Before the pandemic, women were more likely to choose flexible work, even when it came at a cost to their careers. People of color say they prefer to work from home at higher rates than their white counterparts. If spending more time in the office means being branded a hustler or getting better assignments, most experts make the same guess about who will show up.
“You could, in principle, use the flexibility to make things a lot more gender equal,” said Matthias Doepke, a professor at the London School of Economics and Political Science. In a 2020 paper, he and three co-authors showed that men who could work remotely, and were married to women who could not, did about 50 percent more child care than men who could not work remotely. “It’s also possible that in the end, it’s women who make use of flexibility” he said.
In that case, working remotely full-time, or working more days from home than others in a hybrid workplace, could become an updated version of the mommy track.
“Hybrid workplaces will make it easier for women to remain in the labor force but harder for women to advance,” Ms. Williams said.
Does that leave women better or worse off overall? “It could lead to a female enclave who work at home more than most men,” Ms. Goldin said. “But the question is whether that is worse than having the same women be part-time.” That remote workers could be seen as less serious, she said, “does not mean that on net it is not an improvement.”
There are limits to what remote work can do on its own. Most jobs can’t be done remotely. Only about 25 percent of private industry employees have access to any paid family leave, and about half of Americans live in a “child care desert” where supply does not meet demand, according to the Center for American Progress.

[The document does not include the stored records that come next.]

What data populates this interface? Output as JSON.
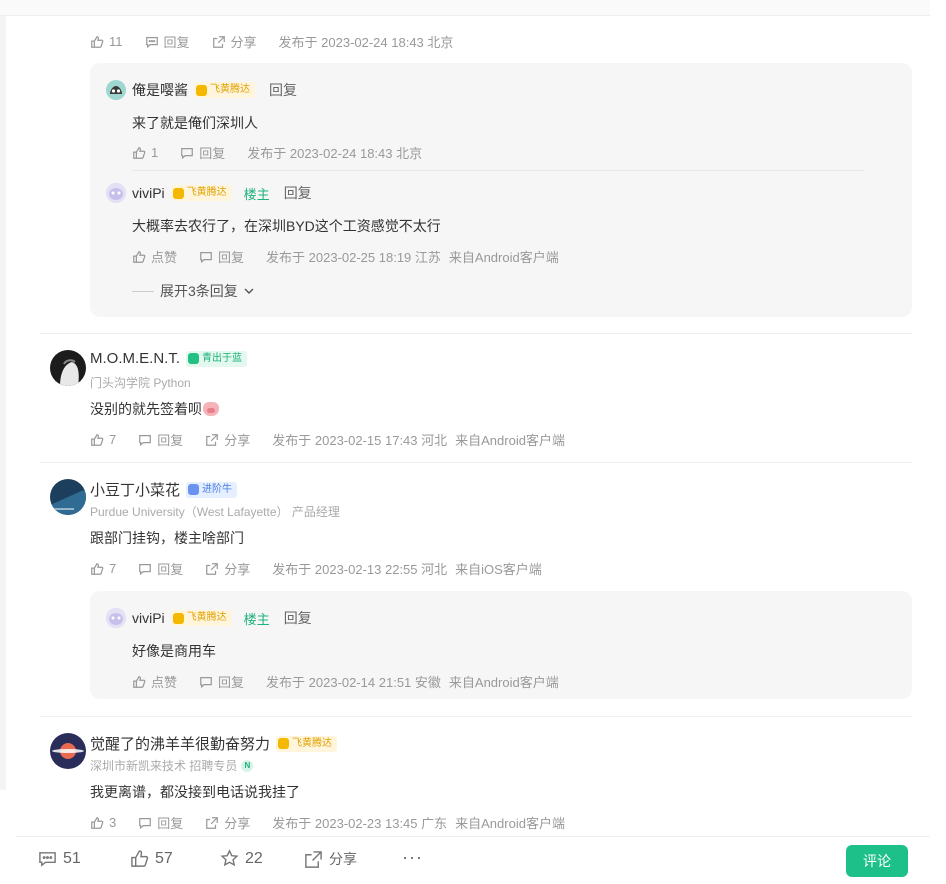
{
  "top_actions": {
    "likes": "11",
    "reply": "回复",
    "share": "分享",
    "meta": "发布于 2023-02-24 18:43 北京"
  },
  "thread1": {
    "reply1": {
      "user": "俺是嘤酱",
      "badge": "飞黄腾达",
      "reply_link": "回复",
      "text": "来了就是俺们深圳人",
      "likes": "1",
      "reply": "回复",
      "meta": "发布于 2023-02-24 18:43 北京"
    },
    "reply2": {
      "user": "viviPi",
      "badge": "飞黄腾达",
      "owner": "楼主",
      "reply_link": "回复",
      "text": "大概率去农行了，在深圳BYD这个工资感觉不太行",
      "likes": "点赞",
      "reply": "回复",
      "meta": "发布于 2023-02-25 18:19 江苏",
      "source": "来自Android客户端"
    },
    "expand": "展开3条回复"
  },
  "comment2": {
    "user": "M.O.M.E.N.T.",
    "badge": "青出于蓝",
    "sub": "门头沟学院 Python",
    "text": "没别的就先签着呗",
    "likes": "7",
    "reply": "回复",
    "share": "分享",
    "meta": "发布于 2023-02-15 17:43 河北",
    "source": "来自Android客户端"
  },
  "comment3": {
    "user": "小豆丁小菜花",
    "badge": "进阶牛",
    "sub": "Purdue University（West Lafayette） 产品经理",
    "text": "跟部门挂钩，楼主啥部门",
    "likes": "7",
    "reply": "回复",
    "share": "分享",
    "meta": "发布于 2023-02-13 22:55 河北",
    "source": "来自iOS客户端",
    "reply1": {
      "user": "viviPi",
      "badge": "飞黄腾达",
      "owner": "楼主",
      "reply_link": "回复",
      "text": "好像是商用车",
      "likes": "点赞",
      "reply": "回复",
      "meta": "发布于 2023-02-14 21:51 安徽",
      "source": "来自Android客户端"
    }
  },
  "comment4": {
    "user": "觉醒了的沸羊羊很勤奋努力",
    "badge": "飞黄腾达",
    "sub": "深圳市新凯来技术  招聘专员",
    "sub_badge": "N",
    "text": "我更离谱，都没接到电话说我挂了",
    "likes": "3",
    "reply": "回复",
    "share": "分享",
    "meta": "发布于 2023-02-23 13:45 广东",
    "source": "来自Android客户端"
  },
  "bottom_bar": {
    "comments": "51",
    "likes": "57",
    "stars": "22",
    "share": "分享",
    "more": "···",
    "comment_button": "评论"
  },
  "colors": {
    "accent": "#1ec08a",
    "gold_badge": "#f5b800",
    "reply_bg": "#f6f6f6"
  }
}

What the pandemic did, by accident, was make it more acceptable in some industries to have work move slightly more fluidly around life. It’s too soon to know what that’s worth.
“I don’t think that at the end of the day, we’re going to say, ‘Oh, isn’t this wonderful? We were dead and then reborn with a world of work that’s more like the world that we have always wanted,’” Ms. Goldin said.
“We haven’t gone through that, but we’ve gone through something that is putting us closer.”